  • Sharpbringer
Would have liked more detailed information. Kabbalah is a subject that you can never get enough of - must be studied throughout one's life to fully understand.
  • Buzatus
Mark Elber's "The Everything Kabbalah Book" is a well-written, lucid, easy-to-follow book that shows surprising depth and understanding for a book with such a bland title.

"Everything Kabbalah" touches on all the important areas of kabbalistic study, from the origins, to the many rabbinic masters; from the philosophy, to the practices. His discussion on the many 'faces' of Kabbalah range from the theosophical, to the ecstatic (a personal favorite), to both practical and even Christian practice.

It is very obvious to me that Mr. Elber is quite learned in this area, and goes to significant lengths to make clear the many difficult areas of metaphysical thought developed over hundreds of years.

This is an excellent book for someone new to the subject matter, or someone who knows his/her way around the 'tree' but would like a quick reference. Would make a great gift, too, to your spiritually-seeking friends.

So, get past the "Everything" book series cover.
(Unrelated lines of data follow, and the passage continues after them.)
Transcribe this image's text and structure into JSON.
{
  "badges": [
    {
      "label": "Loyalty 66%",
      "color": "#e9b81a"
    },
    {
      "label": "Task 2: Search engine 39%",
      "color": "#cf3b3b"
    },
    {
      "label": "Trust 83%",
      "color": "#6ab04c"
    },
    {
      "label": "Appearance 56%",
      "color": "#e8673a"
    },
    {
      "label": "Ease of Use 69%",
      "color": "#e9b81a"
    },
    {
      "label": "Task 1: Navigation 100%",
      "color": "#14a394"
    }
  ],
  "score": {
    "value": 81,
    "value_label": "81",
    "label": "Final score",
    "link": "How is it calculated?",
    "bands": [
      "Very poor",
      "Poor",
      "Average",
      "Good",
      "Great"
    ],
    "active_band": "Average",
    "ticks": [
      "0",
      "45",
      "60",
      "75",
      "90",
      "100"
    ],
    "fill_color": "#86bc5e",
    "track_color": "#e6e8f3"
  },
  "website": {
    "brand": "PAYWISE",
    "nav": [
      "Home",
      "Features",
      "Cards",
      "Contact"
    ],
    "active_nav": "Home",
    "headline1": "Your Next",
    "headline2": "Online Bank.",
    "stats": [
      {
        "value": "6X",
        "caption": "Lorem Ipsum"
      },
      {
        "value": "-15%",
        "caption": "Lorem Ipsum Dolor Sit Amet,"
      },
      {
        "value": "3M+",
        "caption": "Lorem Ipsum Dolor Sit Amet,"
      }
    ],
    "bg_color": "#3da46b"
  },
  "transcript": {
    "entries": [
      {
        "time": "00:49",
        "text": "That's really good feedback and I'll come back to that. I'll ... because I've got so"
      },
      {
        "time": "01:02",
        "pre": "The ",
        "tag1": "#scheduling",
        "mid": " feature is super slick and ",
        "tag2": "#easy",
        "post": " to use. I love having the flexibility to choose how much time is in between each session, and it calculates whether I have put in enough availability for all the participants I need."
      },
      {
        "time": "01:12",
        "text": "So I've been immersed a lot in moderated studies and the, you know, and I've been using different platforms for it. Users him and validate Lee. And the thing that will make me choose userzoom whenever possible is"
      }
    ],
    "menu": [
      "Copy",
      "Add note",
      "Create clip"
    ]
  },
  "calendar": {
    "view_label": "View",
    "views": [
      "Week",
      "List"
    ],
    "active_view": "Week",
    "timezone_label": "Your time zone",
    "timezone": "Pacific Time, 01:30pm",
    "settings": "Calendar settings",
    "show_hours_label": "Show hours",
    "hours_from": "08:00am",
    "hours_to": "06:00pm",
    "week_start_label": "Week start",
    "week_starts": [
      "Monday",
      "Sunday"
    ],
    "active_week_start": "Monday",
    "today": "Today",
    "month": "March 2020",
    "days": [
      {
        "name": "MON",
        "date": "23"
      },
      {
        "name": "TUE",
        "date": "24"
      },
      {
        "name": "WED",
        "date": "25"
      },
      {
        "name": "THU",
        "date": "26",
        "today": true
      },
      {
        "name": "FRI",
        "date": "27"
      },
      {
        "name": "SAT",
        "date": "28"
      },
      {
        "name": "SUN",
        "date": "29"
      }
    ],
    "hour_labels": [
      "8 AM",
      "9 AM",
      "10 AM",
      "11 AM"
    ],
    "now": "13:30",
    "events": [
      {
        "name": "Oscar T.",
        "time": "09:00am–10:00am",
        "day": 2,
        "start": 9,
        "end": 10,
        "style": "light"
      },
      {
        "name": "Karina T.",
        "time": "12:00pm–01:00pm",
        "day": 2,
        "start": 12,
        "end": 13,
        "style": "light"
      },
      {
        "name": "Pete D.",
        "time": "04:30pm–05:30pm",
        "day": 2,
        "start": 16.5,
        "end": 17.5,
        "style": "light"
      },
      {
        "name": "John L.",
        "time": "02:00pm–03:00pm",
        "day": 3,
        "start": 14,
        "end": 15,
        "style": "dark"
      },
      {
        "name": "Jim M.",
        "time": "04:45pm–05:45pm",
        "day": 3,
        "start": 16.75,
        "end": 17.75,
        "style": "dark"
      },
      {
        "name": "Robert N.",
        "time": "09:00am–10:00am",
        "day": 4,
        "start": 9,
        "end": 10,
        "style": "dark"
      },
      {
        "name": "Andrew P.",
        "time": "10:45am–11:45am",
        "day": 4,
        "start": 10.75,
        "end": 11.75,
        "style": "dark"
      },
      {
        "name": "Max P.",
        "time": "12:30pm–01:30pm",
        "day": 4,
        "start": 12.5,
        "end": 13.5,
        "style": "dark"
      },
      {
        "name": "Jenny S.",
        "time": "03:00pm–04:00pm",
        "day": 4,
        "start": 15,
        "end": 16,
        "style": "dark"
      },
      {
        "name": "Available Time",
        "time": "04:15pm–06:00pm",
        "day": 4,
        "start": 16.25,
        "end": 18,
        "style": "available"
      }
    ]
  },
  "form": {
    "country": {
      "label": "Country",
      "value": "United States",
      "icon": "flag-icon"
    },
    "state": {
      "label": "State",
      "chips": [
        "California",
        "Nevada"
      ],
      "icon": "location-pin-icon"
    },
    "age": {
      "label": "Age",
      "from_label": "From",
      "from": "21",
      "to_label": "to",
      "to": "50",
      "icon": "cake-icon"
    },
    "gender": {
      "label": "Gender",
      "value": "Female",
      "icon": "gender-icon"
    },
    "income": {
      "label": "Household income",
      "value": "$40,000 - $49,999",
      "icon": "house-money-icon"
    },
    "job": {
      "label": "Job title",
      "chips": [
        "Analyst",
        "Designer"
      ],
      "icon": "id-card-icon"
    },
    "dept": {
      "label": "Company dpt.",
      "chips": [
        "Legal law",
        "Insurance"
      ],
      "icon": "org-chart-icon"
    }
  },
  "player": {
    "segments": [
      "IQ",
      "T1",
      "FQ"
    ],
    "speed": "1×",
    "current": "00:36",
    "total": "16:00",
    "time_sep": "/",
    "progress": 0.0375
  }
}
Like many things in life, if you pay more attention to what's on the inside instead of what's on the outside, you will be well rewarded.